Major rivers, especially the Geum River at bottom, are clearly designated in blue while roads appear as black lines connecting major settlements, including the provincial capital at Gongju (公州), Cheongju (清州), and Cheonan (天安). Some cities and towns are circled in red, which may indicate the presence of officials (civil or military) of a certain rank. Large characters meaning 'root' (氐) and 'legs' (奎) appear towards left and bottom, respectively, corresponding to the Twenty-Eight Mansions (二十八宿) zodiac system, though their exact purpose here is unclear.
Chungcheong was historically important primarily as an agricultural region, though it did have significant maritime and coastal defense outposts such as Seosan (瑞山) and Taean (泰安), towards top-left. The area has undergone tremendous changes in the past century, as Japanese colonialism, warfare, and modernization efforts have reshaped the landscape. In recent decades, the South Korean government has relocated many offices to Daejeon and the new planned capital city of Sejong (both east of Gongju) in an effort to relieve property costs in Seoul, secure the government in the case of a war with North Korea, and promote development in the country's rural areas.
Late Joseon KoreaThis map most likely dates from the latter period of the Joseon Dynasty (see discussion below), a period when Korea encountered one crisis after another. Famines, uprisings, factional infighting at the court and among officials, and foreign invasions struck in succession or simultaneously. Capable governance and limited reforms allowed Joseon to stave off some of these threats, even defeating back-to-back French and American military expeditions in 1866. But Korea's isolationist policies and lack of more thoroughgoing reform left it vulnerable, and Japan gradually expanded its economic, political, and military influence until Korea became a virtual colony and then was annexed outright in 1910.

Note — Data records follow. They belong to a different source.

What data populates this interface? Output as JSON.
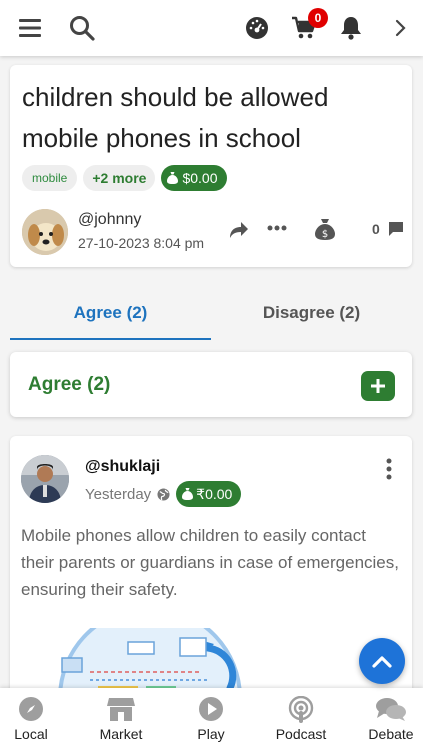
{
  "header": {
    "cart_count": "0"
  },
  "question": {
    "title": "children should be allowed mobile phones in school",
    "tags": [
      "mobile"
    ],
    "more_tags": "+2 more",
    "bounty": "$0.00",
    "author": "@johnny",
    "date": "27-10-2023 8:04 pm",
    "comment_count": "0"
  },
  "tabs": [
    {
      "label": "Agree (2)",
      "active": true
    },
    {
      "label": "Disagree (2)",
      "active": false
    }
  ],
  "agree_section": {
    "title": "Agree (2)"
  },
  "argument": {
    "author": "@shuklaji",
    "time": "Yesterday",
    "bounty": "₹0.00",
    "text": "Mobile phones allow children to easily contact their parents or guardians in case of emergencies, ensuring their safety."
  },
  "bottom_nav": [
    {
      "label": "Local",
      "icon": "compass-icon"
    },
    {
      "label": "Market",
      "icon": "store-icon"
    },
    {
      "label": "Play",
      "icon": "play-icon"
    },
    {
      "label": "Podcast",
      "icon": "podcast-icon"
    },
    {
      "label": "Debate",
      "icon": "chat-bubbles-icon"
    }
  ],
  "colors": {
    "accent_blue": "#1e73be",
    "green": "#2e7d32",
    "badge_red": "#e00000"
  }
}
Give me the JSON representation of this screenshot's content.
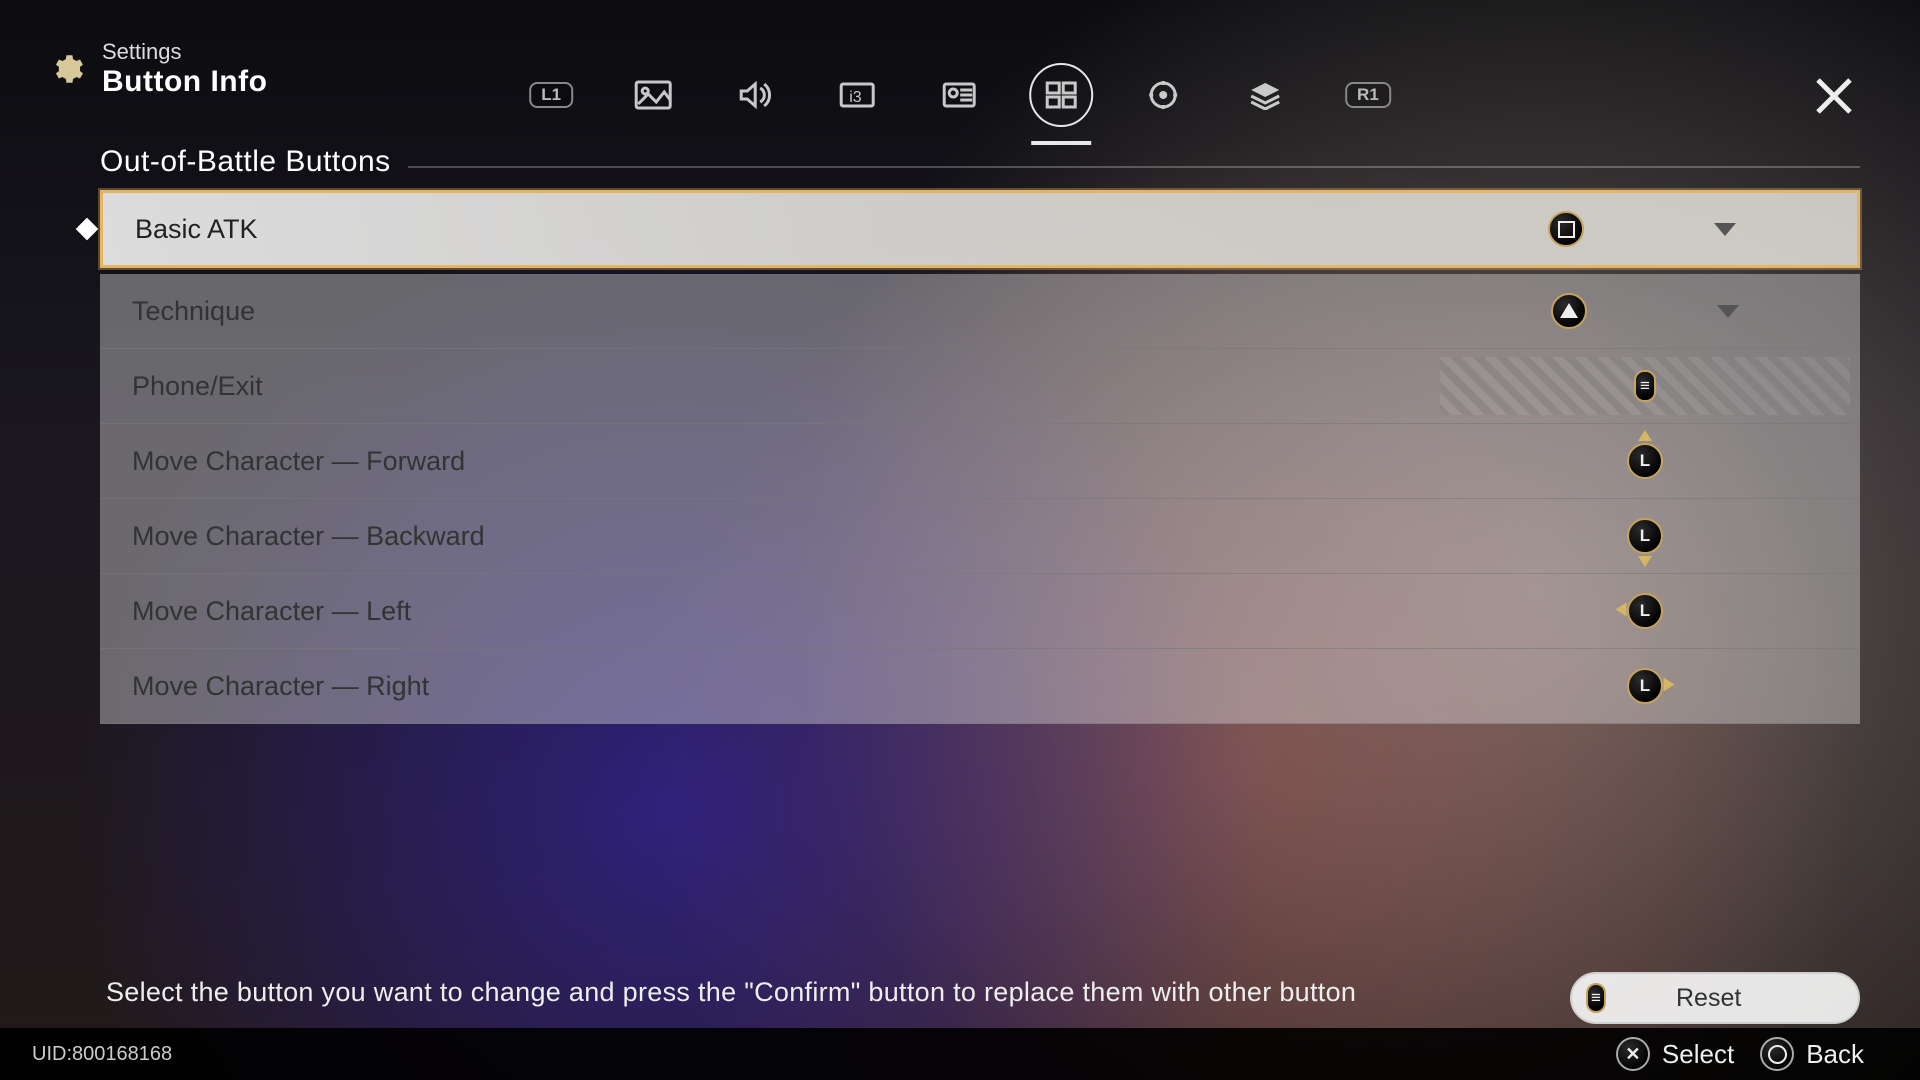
{
  "header": {
    "title_small": "Settings",
    "title_big": "Button Info",
    "bumper_left": "L1",
    "bumper_right": "R1"
  },
  "section": {
    "title": "Out-of-Battle Buttons"
  },
  "rows": [
    {
      "label": "Basic ATK",
      "btn": "square",
      "dropdown": true,
      "locked": false,
      "selected": true
    },
    {
      "label": "Technique",
      "btn": "triangle",
      "dropdown": true,
      "locked": false,
      "selected": false
    },
    {
      "label": "Phone/Exit",
      "btn": "options",
      "dropdown": false,
      "locked": true,
      "selected": false
    },
    {
      "label": "Move Character — Forward",
      "btn": "L-up",
      "dropdown": false,
      "locked": false,
      "selected": false
    },
    {
      "label": "Move Character — Backward",
      "btn": "L-down",
      "dropdown": false,
      "locked": false,
      "selected": false
    },
    {
      "label": "Move Character — Left",
      "btn": "L-left",
      "dropdown": false,
      "locked": false,
      "selected": false
    },
    {
      "label": "Move Character — Right",
      "btn": "L-right",
      "dropdown": false,
      "locked": false,
      "selected": false
    }
  ],
  "hint": "Select the button you want to change and press the \"Confirm\" button to replace them with other button",
  "reset_label": "Reset",
  "uid": "UID:800168168",
  "footer": {
    "select": "Select",
    "back": "Back"
  }
}
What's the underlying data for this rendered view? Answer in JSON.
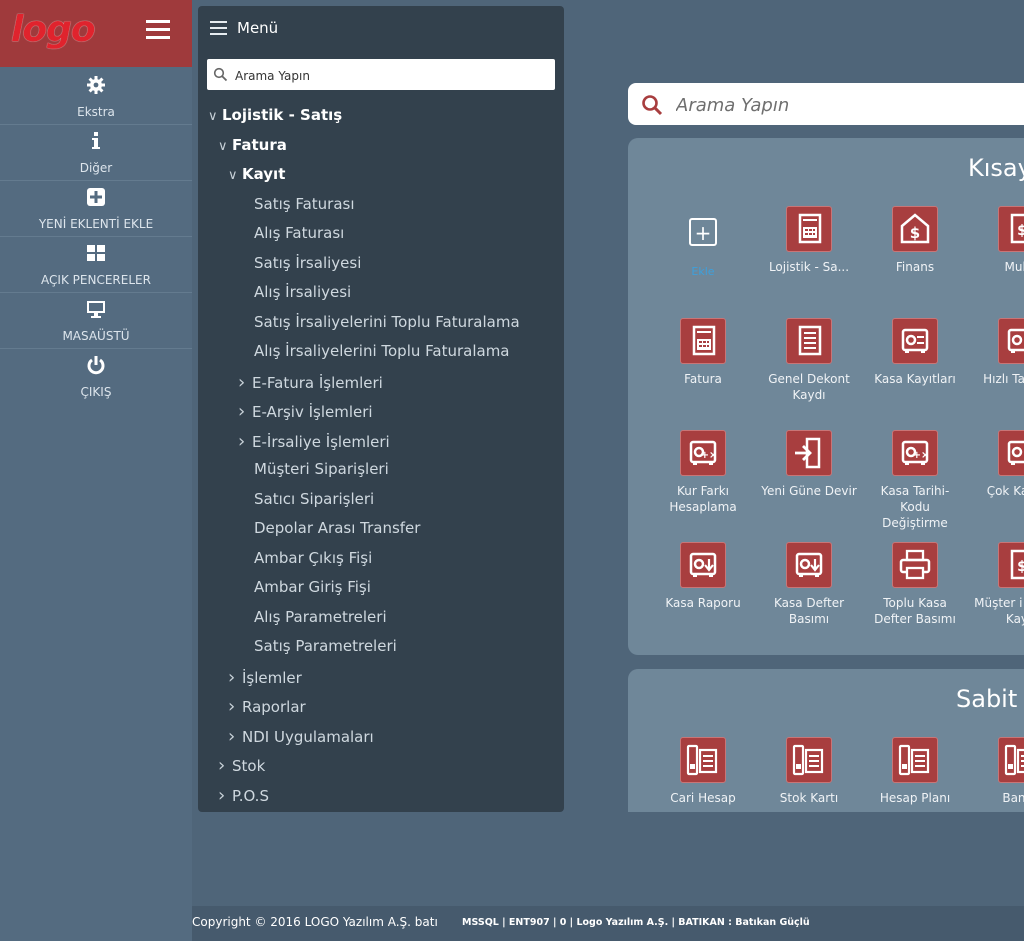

Publication History and CensusThe exact provenance of this map is unclear. The phrase Yeojido (or in Chinese Yu ditu, 輿地圖), which could be translated as 'atlas,' was common in the title of maps and map collections at least since the Yuan Dynasty in the 13th-14th centuries. There are several works published in Korea bearing the title Yeojido dating from the 17th to the late 19th century that contain maps resembling this one. Often these collections contained maps of China, Japan, and other East Asian territories (usually under the title 大東輿地圖 or 天下輿地圖). These collections, very rare themselves, are held by the Library of Congress, Harvard University, the National Library of Korea, and the Nichibunken (International Research Center for Japanese Studies).
This map most closely resembles those in two collections held by Harvard University: the first, titled World Atlas (天下輿地圖, Cheonha Yeojido, OCLC 1252343134) was published in the early 18th century, and the second, titled Atlas of Korea (韓國輿地圖, Hanguk Yeojido, OCLC 37161862), was published in 1893 by Kim Hong-gyu (金鴻圭, 김홍규). However, the present map differs somewhat from the maps of Chungcheong in those works in several respects, including the coloration, the elaboration of mountains and waterways, and other similar details. While it could date to as early as the 17th century, given the relative high level of elaboration, it more likely was produced at some point in the early-mid 19th century. Some writing is evident in the white spaces here, which is not on the verso but has bled through from another page. Unfortunately, this text is illegible, lending no help in identifying the map.
Good. Some wear along centerfold. Faint ink in white spaces has bled through from another page.